__Your task__. Reproduce the data below in full and to the letter, images excepted.

__Exercise data__.

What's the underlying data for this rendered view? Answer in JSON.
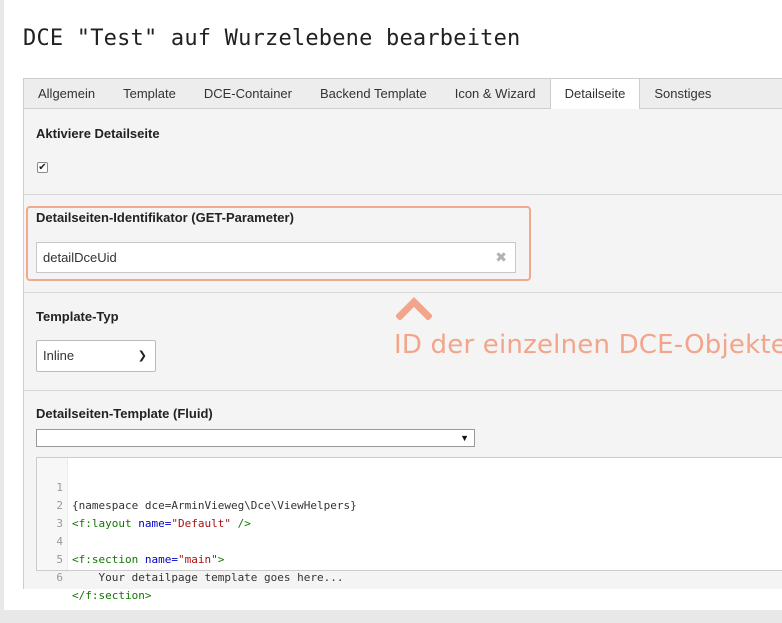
{
  "title": "DCE \"Test\" auf Wurzelebene bearbeiten",
  "tabs": [
    {
      "label": "Allgemein",
      "active": false
    },
    {
      "label": "Template",
      "active": false
    },
    {
      "label": "DCE-Container",
      "active": false
    },
    {
      "label": "Backend Template",
      "active": false
    },
    {
      "label": "Icon & Wizard",
      "active": false
    },
    {
      "label": "Detailseite",
      "active": true
    },
    {
      "label": "Sonstiges",
      "active": false
    }
  ],
  "fields": {
    "enable_detail": {
      "label": "Aktiviere Detailseite",
      "checked": true
    },
    "identifier": {
      "label": "Detailseiten-Identifikator (GET-Parameter)",
      "value": "detailDceUid"
    },
    "template_type": {
      "label": "Template-Typ",
      "value": "Inline"
    },
    "detail_template": {
      "label": "Detailseiten-Template (Fluid)",
      "select_value": ""
    }
  },
  "annotation": {
    "text": "ID der einzelnen DCE-Objekte",
    "color": "#f2a58a"
  },
  "code_lines": [
    {
      "n": "1",
      "text": "{namespace dce=ArminVieweg\\Dce\\ViewHelpers}"
    },
    {
      "n": "2",
      "text": "<f:layout name=\"Default\" />"
    },
    {
      "n": "3",
      "text": ""
    },
    {
      "n": "4",
      "text": "<f:section name=\"main\">"
    },
    {
      "n": "5",
      "text": "    Your detailpage template goes here..."
    },
    {
      "n": "6",
      "text": "</f:section>"
    }
  ],
  "code_segments": {
    "l1": "{namespace dce=ArminVieweg\\Dce\\ViewHelpers}",
    "l2_tag1": "<f:layout ",
    "l2_attr": "name=",
    "l2_str": "\"Default\"",
    "l2_tag2": " />",
    "l4_tag1": "<f:section ",
    "l4_attr": "name=",
    "l4_str": "\"main\"",
    "l4_tag2": ">",
    "l5": "    Your detailpage template goes here...",
    "l6": "</f:section>"
  },
  "icons": {
    "clear": "close-icon",
    "checkmark": "checkmark-icon",
    "chevron": "chevron-down-icon"
  }
}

__Exercise answer__.
What's the underlying data for this rendered view? Answer in JSON.
{
  "title": "DCE \"Test\" auf Wurzelebene bearbeiten",
  "tabs": [
    {
      "label": "Allgemein",
      "active": false
    },
    {
      "label": "Template",
      "active": false
    },
    {
      "label": "DCE-Container",
      "active": false
    },
    {
      "label": "Backend Template",
      "active": false
    },
    {
      "label": "Icon & Wizard",
      "active": false
    },
    {
      "label": "Detailseite",
      "active": true
    },
    {
      "label": "Sonstiges",
      "active": false
    }
  ],
  "fields": {
    "enable_detail": {
      "label": "Aktiviere Detailseite",
      "checked": true
    },
    "identifier": {
      "label": "Detailseiten-Identifikator (GET-Parameter)",
      "value": "detailDceUid"
    },
    "template_type": {
      "label": "Template-Typ",
      "value": "Inline"
    },
    "detail_template": {
      "label": "Detailseiten-Template (Fluid)",
      "select_value": ""
    }
  },
  "annotation": {
    "text": "ID der einzelnen DCE-Objekte",
    "color": "#f2a58a"
  },
  "code_lines": [
    {
      "n": "1",
      "text": "{namespace dce=ArminVieweg\\Dce\\ViewHelpers}"
    },
    {
      "n": "2",
      "text": "<f:layout name=\"Default\" />"
    },
    {
      "n": "3",
      "text": ""
    },
    {
      "n": "4",
      "text": "<f:section name=\"main\">"
    },
    {
      "n": "5",
      "text": "    Your detailpage template goes here..."
    },
    {
      "n": "6",
      "text": "</f:section>"
    }
  ],
  "code_segments": {
    "l1": "{namespace dce=ArminVieweg\\Dce\\ViewHelpers}",
    "l2_tag1": "<f:layout ",
    "l2_attr": "name=",
    "l2_str": "\"Default\"",
    "l2_tag2": " />",
    "l4_tag1": "<f:section ",
    "l4_attr": "name=",
    "l4_str": "\"main\"",
    "l4_tag2": ">",
    "l5": "    Your detailpage template goes here...",
    "l6": "</f:section>"
  },
  "icons": {
    "clear": "close-icon",
    "checkmark": "checkmark-icon",
    "chevron": "chevron-down-icon"
  }
}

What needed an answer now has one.